I have very little time for perfume snobs. If I like something and it works on my skin I will wear it, no matter who makes it or what the bottle or the juice looks like. Hence the inclusion in my collection of Britney Spears Circus Fantasy. A neon-tastic harlot take on blue peony and orchid and god knows what else. Gaudy, brittle and throbbingly bright it may be, but it smells porny and gorgeous when I’m in the right mood. All pina colada and carnal cocktail skin.
Diesel’s Fuel for Life (for men) by Wasser and Menardo, another shrieking, pulsating neon blast of fruit and petrol.

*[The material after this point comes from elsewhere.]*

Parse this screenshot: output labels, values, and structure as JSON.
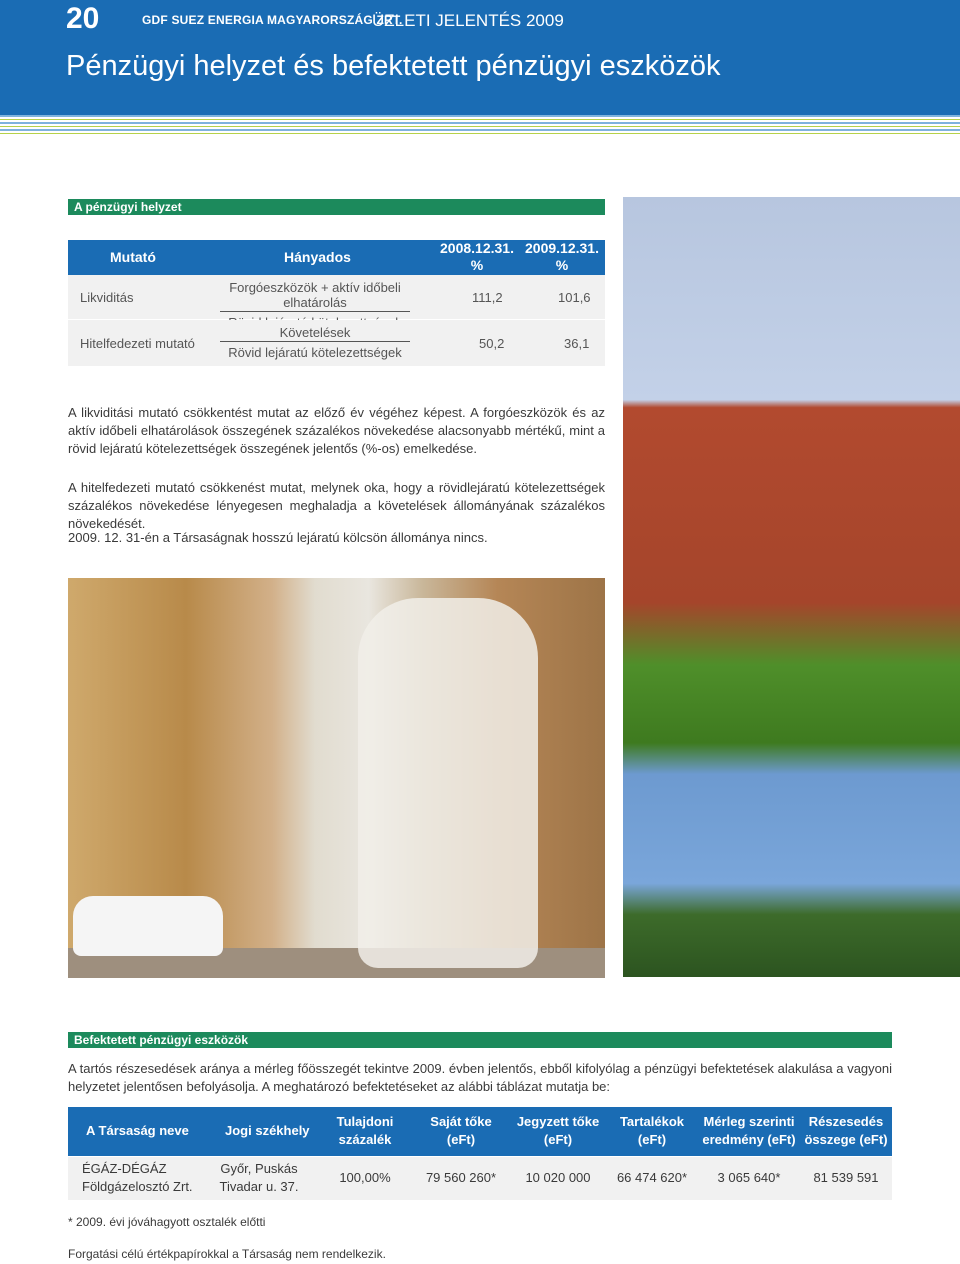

I posted a review of this on Basenotes as raspberries shredded through aircraft turbines and thrown onto the tarmac at Cannes airport, reeking of jammy, shimmering fuel. But again, it flows off my skin with violence and metallic beauty. (I am waiting with bated breath for the Wasser/Menardo collaboration on the new JPG men’s scent Kokorico; cacao, fig and woods). Please be good….please be wonderful….
I love some of the D&G Marseille Tarot series. Inspired simplicity. Not all of them work, but some are surprisingly rich and profound. La Roue de la Fortune is glorious, crashing Côte d’Azur hits of benzoin, pineapple, vanilla, pink pepper and gardenia. We all need a little overdose in our lives, something a little vulgar, something bad for us, something we should stay away from, and just can’t resist. Like inked, metal-head boys, booze and married men. But what would be the point of life if we were always good? A little bit of bad is often incredibly liberating. Never ever forget the first rule of fragrance. If it smells good, wear it.
There is no denying Loverdose is vulgar. It practically chews gum and tells you to fuck off. The purple chunk of heart shaped glass is both tacky and dramatic. I can imagine hurling it slo-mo across a room in a rage and watching the shards sparkle and fly, purple tinted juice spilling like papal blood across the floor. And the name: Loverdose. A fractured film starring Lou Doillon as an anti-Monroe, just tinted pieces, silent, Lou-Marilyn wrapped in mauve, in a motel drinking martinis, endlessly smoking. Kissing young men through teary mascara, holding her fingers to their lips and smiling. The sun drips behind them. She turns to the camera, tips back her head and closes her yes.
The blend of notes is dissonant and sexy, sweet and earthy. They remind me of pick-and-mix bonbons and the swoozy-boozy kiss of JD&coke, cut with cigarettes and sticky lip-gloss. I remember the whiff of a leather jacket, fags and sweat, the burn of a bike, juicy fruit gum, YSL Jazz running down forearms. Sweat, leather, sex. The ‘I wanna be a rock star’ taste of teenage petting.... there is nothing quite like it when you’re young. Loverdose tossed me back for a while to attics and basements, to parties, pressed against walls, fingers bruising skins, necks exposed like yearning vampires. The eroding innocence of kidulthood, candy fumblings and sickly fragrance overdosing.
As soon as I sprayed Loverdose it reminded me of a boy I loved from afar. I wrote his name on the inside of my shoes. I imagined what he’d taste like if I ever kissed him. I suddenly imagined the two of us lost in each others mouths, drenched in Loverdose, spinning, kissing, slurring, heartbeats slowing in a locked down room. I’d hear the words I’ve always loved you as my heart failed.
Fabulously kitch and door-slammingly teenage, Loverdose is just what you need in your 40s to remind you you’re still alive and can be just as dramatically sexy as you want to be. All it takes is a little imagination and a dash of liquorice.